Some are designed deliberately to spur you to excel, do more, run harder, jump higher, look better or go further, others may simply be a more subtlety clever play on words that can be equally effective in achieving marketing goals.
Often in direct association with your company name and logo, a strap-line offers your target consumers an additional piece of information about your brand. A strap-line does not have to be descriptive but should never the less; seek to inform the end user exactly what you are all about. A good strap-line will instantly form a connection in the consumer's mind with a brand, product/service offering or destination.
To be effective and successful, the underpinning concept behind the strap-line must be creative, thought provoking, memorable and of course make sense!
The benefits of developing and using your own brand strap-line include:

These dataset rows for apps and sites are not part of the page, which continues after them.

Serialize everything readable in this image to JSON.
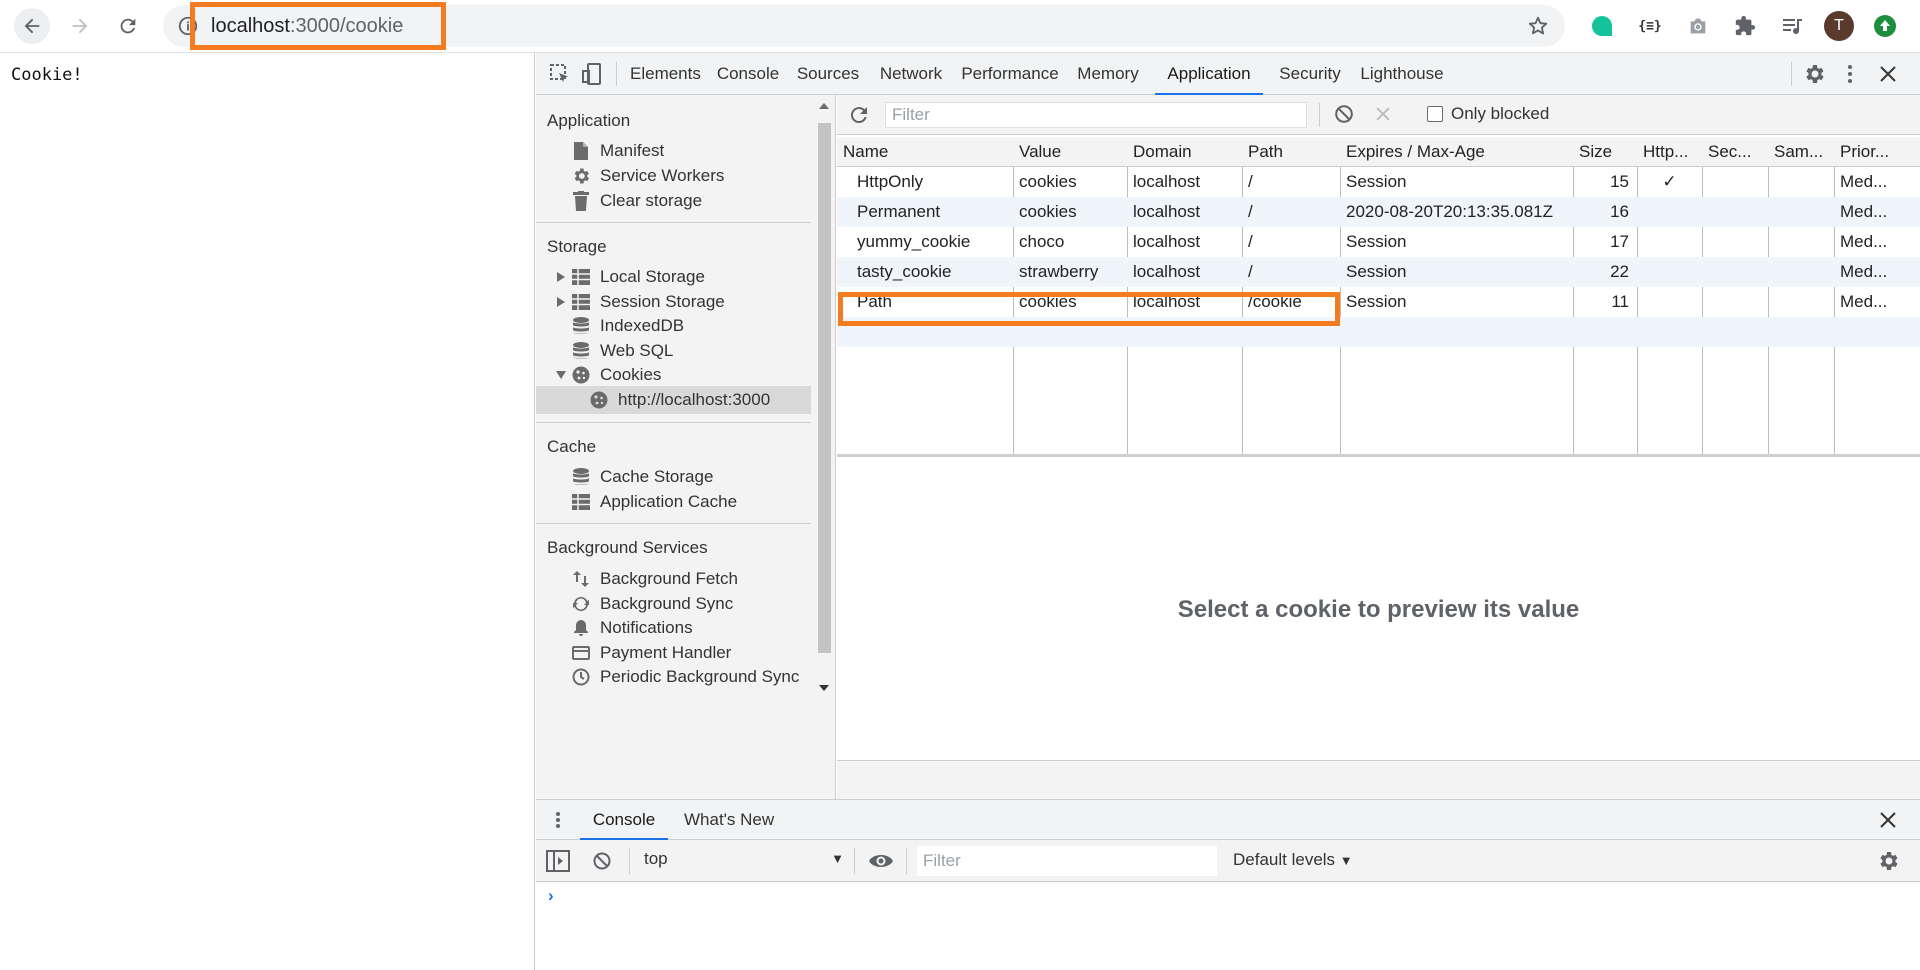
{
  "browser": {
    "url_host": "localhost",
    "url_rest": ":3000/cookie",
    "profile_initial": "T"
  },
  "page": {
    "body_text": "Cookie!"
  },
  "devtools": {
    "tabs": [
      {
        "label": "Elements"
      },
      {
        "label": "Console"
      },
      {
        "label": "Sources"
      },
      {
        "label": "Network"
      },
      {
        "label": "Performance"
      },
      {
        "label": "Memory"
      },
      {
        "label": "Application",
        "active": true
      },
      {
        "label": "Security"
      },
      {
        "label": "Lighthouse"
      }
    ],
    "sidebar": {
      "application": {
        "heading": "Application",
        "items": [
          {
            "label": "Manifest",
            "icon": "document-icon"
          },
          {
            "label": "Service Workers",
            "icon": "gear-icon"
          },
          {
            "label": "Clear storage",
            "icon": "trash-icon"
          }
        ]
      },
      "storage": {
        "heading": "Storage",
        "items": [
          {
            "label": "Local Storage",
            "icon": "grid-icon",
            "expandable": true,
            "expanded": false
          },
          {
            "label": "Session Storage",
            "icon": "grid-icon",
            "expandable": true,
            "expanded": false
          },
          {
            "label": "IndexedDB",
            "icon": "database-icon"
          },
          {
            "label": "Web SQL",
            "icon": "database-icon"
          },
          {
            "label": "Cookies",
            "icon": "cookie-icon",
            "expandable": true,
            "expanded": true
          },
          {
            "label": "http://localhost:3000",
            "icon": "cookie-icon",
            "selected": true
          }
        ]
      },
      "cache": {
        "heading": "Cache",
        "items": [
          {
            "label": "Cache Storage",
            "icon": "database-icon"
          },
          {
            "label": "Application Cache",
            "icon": "grid-icon"
          }
        ]
      },
      "background": {
        "heading": "Background Services",
        "items": [
          {
            "label": "Background Fetch",
            "icon": "swap-icon"
          },
          {
            "label": "Background Sync",
            "icon": "sync-icon"
          },
          {
            "label": "Notifications",
            "icon": "bell-icon"
          },
          {
            "label": "Payment Handler",
            "icon": "card-icon"
          },
          {
            "label": "Periodic Background Sync",
            "icon": "clock-icon"
          }
        ]
      }
    },
    "cookies": {
      "filter_placeholder": "Filter",
      "only_blocked_label": "Only blocked",
      "columns": [
        "Name",
        "Value",
        "Domain",
        "Path",
        "Expires / Max-Age",
        "Size",
        "Http...",
        "Sec...",
        "Sam...",
        "Prior..."
      ],
      "rows": [
        {
          "name": "HttpOnly",
          "value": "cookies",
          "domain": "localhost",
          "path": "/",
          "expires": "Session",
          "size": "15",
          "httponly": "✓",
          "secure": "",
          "samesite": "",
          "priority": "Med..."
        },
        {
          "name": "Permanent",
          "value": "cookies",
          "domain": "localhost",
          "path": "/",
          "expires": "2020-08-20T20:13:35.081Z",
          "size": "16",
          "httponly": "",
          "secure": "",
          "samesite": "",
          "priority": "Med..."
        },
        {
          "name": "yummy_cookie",
          "value": "choco",
          "domain": "localhost",
          "path": "/",
          "expires": "Session",
          "size": "17",
          "httponly": "",
          "secure": "",
          "samesite": "",
          "priority": "Med..."
        },
        {
          "name": "tasty_cookie",
          "value": "strawberry",
          "domain": "localhost",
          "path": "/",
          "expires": "Session",
          "size": "22",
          "httponly": "",
          "secure": "",
          "samesite": "",
          "priority": "Med..."
        },
        {
          "name": "Path",
          "value": "cookies",
          "domain": "localhost",
          "path": "/cookie",
          "expires": "Session",
          "size": "11",
          "httponly": "",
          "secure": "",
          "samesite": "",
          "priority": "Med..."
        }
      ],
      "preview_message": "Select a cookie to preview its value"
    },
    "drawer": {
      "tabs": [
        {
          "label": "Console",
          "active": true
        },
        {
          "label": "What's New"
        }
      ],
      "context": "top",
      "filter_placeholder": "Filter",
      "levels_label": "Default levels",
      "prompt": "›"
    }
  },
  "colors": {
    "highlight": "#f47b20",
    "accent": "#1a73e8",
    "alt_row": "#f0f4fb"
  }
}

It is almost impossible to go through a normal day without being bombarded by brand strap-lines. Over the years brands' strap-lines have come and gone like the wind but the truly unique ones have gained legendary status! Indeed, it could be argued that some of the old ones are the best? - Can you believe that 'Ah, Bisto!' from the gravy powder originators Bisto (Premier Foods) dates back to 1919!
Strap-lines are most definitely part of my everyday life. Sometimes in the car I've been known to let out a tune or two. One of my favourite random tunes is a short burst of "ba da ba ba baaaaaa" followed by my children in the back of the car immediately singing back to me "I'm lovin it!" testament to the strength of the class leading 2003 strap-line from McDonalds.
I'm also partial to a blast of "Always Coca-Cola" jingle from 1993 - a very clever strap from the world's most famous soft drinks brand. Another jingle that I can never get out of my head and I always have to belt out it is the 1989 classic "The best a man can get" from Gillette.
Having spent many years working within the Adidas group I must of necessity mention the perfectly formed 'Impossible is nothing' strap that has been associated with the brand since 2004 – a strap-line legend in the making?
Whilst writing this article my wife happened to pop her head into my office and not one to turn down an opportunity to have a conversation about favourite strap-lines I enquired what her choice would be? - Without hesitation her face lit up and with a flick of the hair she pronounced 'Because you're worth it', L'Oreal's timeless classic, originally conceived in 1971!
Some strap-lines that are so embedded into our unconscious, that they infiltrate everyday life without us even noticing it. The really successful ones have even been adapted by the consumer, I'm forever saying 'Once you pop' from the brilliant 'Once you pop you cant stop' Pringle's 1990 advertising campaign. Another strap-line I use on a regular basis is Ronseal's 1994 campaign 'Does exactly what is says on the tin'– so much so that I feel I owe them royalty payment!
There are even strap-lines out there that people who quote them may not even be able to translate such as Audis 1980's 'Vorsprung Durch Technik' which translates less prosaically in English as 'Advancement through Technology'. Not quite the same ring to it?
However, developing a robust strap-line that both works and has the potential to survive is much harder than it sounds.
Here are some golden rules and examples:
The above are merely a few of a host of strap-lines that colour our everyday world – the background music to our consumer world.
With 'practice what you preach' firmly in mind, my own organisation DESTINATION has only recently developed its own new strap-line – something we've been working on together as a team. Our unique role is all about generating awareness, interest and footfall for consumer and visitor destinations - in effect creating an attraction; hence we've adopted 'become our next big thing' as the focus for what we do best.
Now where was I – oh yes, thinking about strap-lines - definitely a case of 'Love it or hate it' - Marmite 1996.
Oh dear, there I go again - strap-lines really do seem here to stay!!